··· Provided records

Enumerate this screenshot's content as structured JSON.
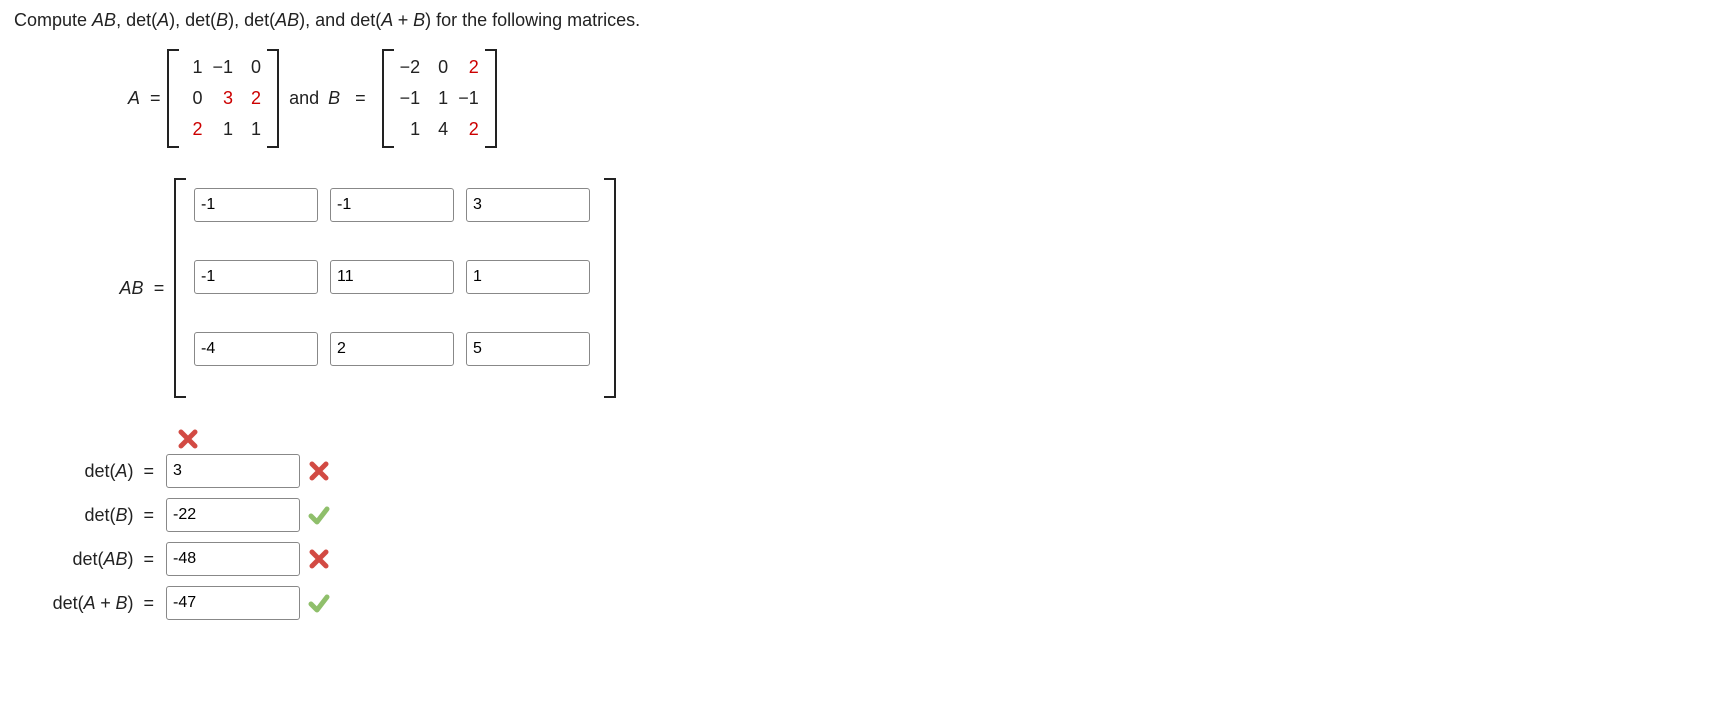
{
  "prompt": {
    "text_pre": "Compute ",
    "i1": "AB",
    "s1": ", det(",
    "i2": "A",
    "s2": "), det(",
    "i3": "B",
    "s3": "), det(",
    "i4": "AB",
    "s4": "), and det(",
    "i5": "A + B",
    "s5": ") for the following matrices."
  },
  "matrices": {
    "A_label": "A",
    "B_label": "B",
    "and_text": "and",
    "A": [
      [
        "1",
        "−1",
        "0"
      ],
      [
        "0",
        "3",
        "2"
      ],
      [
        "2",
        "1",
        "1"
      ]
    ],
    "A_red": [
      [
        false,
        false,
        false
      ],
      [
        false,
        true,
        true
      ],
      [
        true,
        false,
        false
      ]
    ],
    "B": [
      [
        "−2",
        "0",
        "2"
      ],
      [
        "−1",
        "1",
        "−1"
      ],
      [
        "1",
        "4",
        "2"
      ]
    ],
    "B_red": [
      [
        false,
        false,
        true
      ],
      [
        false,
        false,
        false
      ],
      [
        false,
        false,
        true
      ]
    ]
  },
  "AB": {
    "label": "AB",
    "values": [
      [
        "-1",
        "-1",
        "3"
      ],
      [
        "-1",
        "11",
        "1"
      ],
      [
        "-4",
        "2",
        "5"
      ]
    ]
  },
  "marks": {
    "cross_above": "incorrect"
  },
  "det": [
    {
      "label_pre": "det(",
      "var": "A",
      "label_post": ")",
      "value": "3",
      "mark": "incorrect"
    },
    {
      "label_pre": "det(",
      "var": "B",
      "label_post": ")",
      "value": "-22",
      "mark": "correct"
    },
    {
      "label_pre": "det(",
      "var": "AB",
      "label_post": ")",
      "value": "-48",
      "mark": "incorrect"
    },
    {
      "label_pre": "det(",
      "var": "A + B",
      "label_post": ")",
      "value": "-47",
      "mark": "correct"
    }
  ]
}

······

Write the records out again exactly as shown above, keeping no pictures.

Enumerate this screenshot's content as structured JSON.
{
  "prompt": {
    "text_pre": "Compute ",
    "i1": "AB",
    "s1": ", det(",
    "i2": "A",
    "s2": "), det(",
    "i3": "B",
    "s3": "), det(",
    "i4": "AB",
    "s4": "), and det(",
    "i5": "A + B",
    "s5": ") for the following matrices."
  },
  "matrices": {
    "A_label": "A",
    "B_label": "B",
    "and_text": "and",
    "A": [
      [
        "1",
        "−1",
        "0"
      ],
      [
        "0",
        "3",
        "2"
      ],
      [
        "2",
        "1",
        "1"
      ]
    ],
    "A_red": [
      [
        false,
        false,
        false
      ],
      [
        false,
        true,
        true
      ],
      [
        true,
        false,
        false
      ]
    ],
    "B": [
      [
        "−2",
        "0",
        "2"
      ],
      [
        "−1",
        "1",
        "−1"
      ],
      [
        "1",
        "4",
        "2"
      ]
    ],
    "B_red": [
      [
        false,
        false,
        true
      ],
      [
        false,
        false,
        false
      ],
      [
        false,
        false,
        true
      ]
    ]
  },
  "AB": {
    "label": "AB",
    "values": [
      [
        "-1",
        "-1",
        "3"
      ],
      [
        "-1",
        "11",
        "1"
      ],
      [
        "-4",
        "2",
        "5"
      ]
    ]
  },
  "marks": {
    "cross_above": "incorrect"
  },
  "det": [
    {
      "label_pre": "det(",
      "var": "A",
      "label_post": ")",
      "value": "3",
      "mark": "incorrect"
    },
    {
      "label_pre": "det(",
      "var": "B",
      "label_post": ")",
      "value": "-22",
      "mark": "correct"
    },
    {
      "label_pre": "det(",
      "var": "AB",
      "label_post": ")",
      "value": "-48",
      "mark": "incorrect"
    },
    {
      "label_pre": "det(",
      "var": "A + B",
      "label_post": ")",
      "value": "-47",
      "mark": "correct"
    }
  ]
}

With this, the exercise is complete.